According to Ms. Gregory, MWV Calmar has opened up a world of opportunity for fragrance brands with Clikit IP, which meets the rigorous demands of today’s brand owners: exceptional technical performance, creative decorative design and high-end style. Clikit IP is a resin injected version of the company’s market-leading Melodie Clikit pump and has been developed so that brand owners can creatively customize the plastic collar and actuator sheath with original decorative effects, such as fluorescent and pearl decorations, soft touch finishes, and a wide range of colors, to obtain a truly unique look and feel for their product.
Rexam recently introduced the XD-11 fragrance pump for luxury brands. According to the company, it opens exciting new design possibilities for those competing in today’s demanding consumer marketplace. Its ultra-low profile is made possible by a unique, miniaturized mechanism concealed within the neck of the bottle. The ergonomically advanced push button, available in metal or plastic, and in classic or smoothly sculpted designer versions, combines with the reduced diameter of the nozzle to enhance the pump’s aesthetic and tactile appeal, according to Ms. Vergnion.
|The SBR from Curtis Packaging.
Curtis Packaging introduced SBR, which is billed as an innovative packaging alternative that exhibits the look and feel of a set-up box and is considerably stronger than a simple style. The smart design of SBR enables the inside cover to be printed in a single pass on press, according to the company. SBR cartons have clean lines, crisp edges and sharp corners. In addition, the patent-pending SBR is designed to accommodate all of Curtis Packaging’s unique printing techniques.
Environmental issues are having an impact on every facet of the personal care category. As a result, fragrance marketers and suppliers must consider green issues on a regular basis, said Don Droppo of Curtis Packaging.

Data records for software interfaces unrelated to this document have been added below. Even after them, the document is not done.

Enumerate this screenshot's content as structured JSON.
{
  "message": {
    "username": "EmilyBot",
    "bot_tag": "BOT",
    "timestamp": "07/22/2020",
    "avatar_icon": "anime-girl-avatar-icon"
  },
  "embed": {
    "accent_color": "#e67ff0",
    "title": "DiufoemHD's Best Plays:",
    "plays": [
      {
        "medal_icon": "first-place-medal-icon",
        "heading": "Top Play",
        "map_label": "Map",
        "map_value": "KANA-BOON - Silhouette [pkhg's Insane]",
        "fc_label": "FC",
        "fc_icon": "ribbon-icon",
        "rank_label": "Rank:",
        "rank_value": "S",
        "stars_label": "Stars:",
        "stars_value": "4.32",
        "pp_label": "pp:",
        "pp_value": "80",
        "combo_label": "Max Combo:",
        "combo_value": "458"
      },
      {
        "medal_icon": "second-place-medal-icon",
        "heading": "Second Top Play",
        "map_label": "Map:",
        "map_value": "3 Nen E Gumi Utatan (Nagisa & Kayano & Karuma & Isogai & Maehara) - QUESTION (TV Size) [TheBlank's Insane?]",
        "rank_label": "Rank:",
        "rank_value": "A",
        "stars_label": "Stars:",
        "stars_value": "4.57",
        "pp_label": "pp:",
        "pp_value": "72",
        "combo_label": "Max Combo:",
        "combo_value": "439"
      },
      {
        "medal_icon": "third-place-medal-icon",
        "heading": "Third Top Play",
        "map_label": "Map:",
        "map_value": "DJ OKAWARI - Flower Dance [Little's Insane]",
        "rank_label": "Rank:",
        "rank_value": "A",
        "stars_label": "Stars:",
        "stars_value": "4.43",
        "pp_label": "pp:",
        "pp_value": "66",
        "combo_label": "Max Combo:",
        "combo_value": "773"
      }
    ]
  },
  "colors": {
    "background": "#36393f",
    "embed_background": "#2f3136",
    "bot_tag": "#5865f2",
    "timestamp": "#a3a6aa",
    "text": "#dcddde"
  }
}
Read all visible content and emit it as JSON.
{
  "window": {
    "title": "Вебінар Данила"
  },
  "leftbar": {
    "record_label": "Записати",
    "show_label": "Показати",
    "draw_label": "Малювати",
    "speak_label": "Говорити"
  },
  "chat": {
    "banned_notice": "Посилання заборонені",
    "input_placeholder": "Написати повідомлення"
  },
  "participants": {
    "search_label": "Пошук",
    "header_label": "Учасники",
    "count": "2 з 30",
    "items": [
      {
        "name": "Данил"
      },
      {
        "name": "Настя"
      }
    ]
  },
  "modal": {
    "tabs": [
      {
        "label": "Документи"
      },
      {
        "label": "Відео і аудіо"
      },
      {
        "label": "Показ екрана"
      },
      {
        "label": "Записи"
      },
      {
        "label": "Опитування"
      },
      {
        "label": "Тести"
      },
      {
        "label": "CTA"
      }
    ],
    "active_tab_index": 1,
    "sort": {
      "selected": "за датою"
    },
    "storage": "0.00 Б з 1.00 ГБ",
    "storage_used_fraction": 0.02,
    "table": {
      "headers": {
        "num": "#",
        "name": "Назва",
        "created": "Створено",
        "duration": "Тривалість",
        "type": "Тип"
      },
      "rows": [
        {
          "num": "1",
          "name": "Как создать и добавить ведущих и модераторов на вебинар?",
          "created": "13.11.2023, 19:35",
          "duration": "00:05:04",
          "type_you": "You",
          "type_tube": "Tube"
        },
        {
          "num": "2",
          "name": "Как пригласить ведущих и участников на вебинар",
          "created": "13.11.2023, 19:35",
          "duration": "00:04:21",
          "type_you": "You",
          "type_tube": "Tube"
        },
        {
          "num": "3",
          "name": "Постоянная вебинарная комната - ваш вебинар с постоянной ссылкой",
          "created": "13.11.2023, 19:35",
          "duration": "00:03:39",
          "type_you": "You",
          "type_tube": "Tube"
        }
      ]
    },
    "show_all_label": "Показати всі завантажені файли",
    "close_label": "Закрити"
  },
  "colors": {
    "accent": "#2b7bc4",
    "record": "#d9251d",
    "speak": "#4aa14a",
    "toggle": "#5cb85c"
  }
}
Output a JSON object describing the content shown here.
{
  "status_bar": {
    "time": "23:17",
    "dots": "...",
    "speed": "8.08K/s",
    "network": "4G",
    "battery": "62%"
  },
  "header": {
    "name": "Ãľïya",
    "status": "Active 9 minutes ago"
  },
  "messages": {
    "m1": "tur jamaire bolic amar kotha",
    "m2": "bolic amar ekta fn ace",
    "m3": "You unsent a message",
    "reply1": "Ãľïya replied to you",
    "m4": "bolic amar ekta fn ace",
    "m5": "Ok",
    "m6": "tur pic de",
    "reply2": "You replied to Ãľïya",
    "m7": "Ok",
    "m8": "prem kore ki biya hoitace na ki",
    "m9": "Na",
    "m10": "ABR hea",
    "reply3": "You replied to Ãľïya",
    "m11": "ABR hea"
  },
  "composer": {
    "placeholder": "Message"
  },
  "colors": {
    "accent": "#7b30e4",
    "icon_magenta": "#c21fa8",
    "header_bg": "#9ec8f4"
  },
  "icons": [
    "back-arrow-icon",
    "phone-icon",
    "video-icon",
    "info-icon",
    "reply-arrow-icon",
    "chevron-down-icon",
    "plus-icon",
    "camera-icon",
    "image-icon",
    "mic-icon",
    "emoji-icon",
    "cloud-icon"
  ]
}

“Consumers are becoming more environmentally conscious and are demanding that companies take more responsibility for their environmental impact,” said Mr. Droppo. “Fragrance companies need to understand the trend and develop the strategies to capitalize on it.”
He suggested that fragrance and packaging companies should research and develop new packaging alternatives or implement new uses for existing materials, as well as invest in packaging that responds to current market situations like environmental concerns. According to Mr. Droppo, Curtis Packaging has developed several printing alternatives that are environmentally friendly. For example, its CurtChrome is an environmentally-friendly alternative to foil lamination.
For outer cartons, Curtis has developed several proprietary packaging alternatives like CurtCoat, which is an ultra-gloss eco-friendly UV coating that provides a mirror-like shine of film lamination without the high costs of an off-line process.
“In addition, CurtCrystal simulates the raised tactile feel of micro-embossing at a significant savings,” said Mr. Droppo. “Also, many other unique offerings are available, like paperboard made of 100% apple waste or seaweed.”
Packaging has always played an important role in fine fragrance marketing, but with an uncertain economy, faltering sales of women’s scents in the U.S. and growing interest in environmental issues, choosing the right fragrance package is more crucial than ever.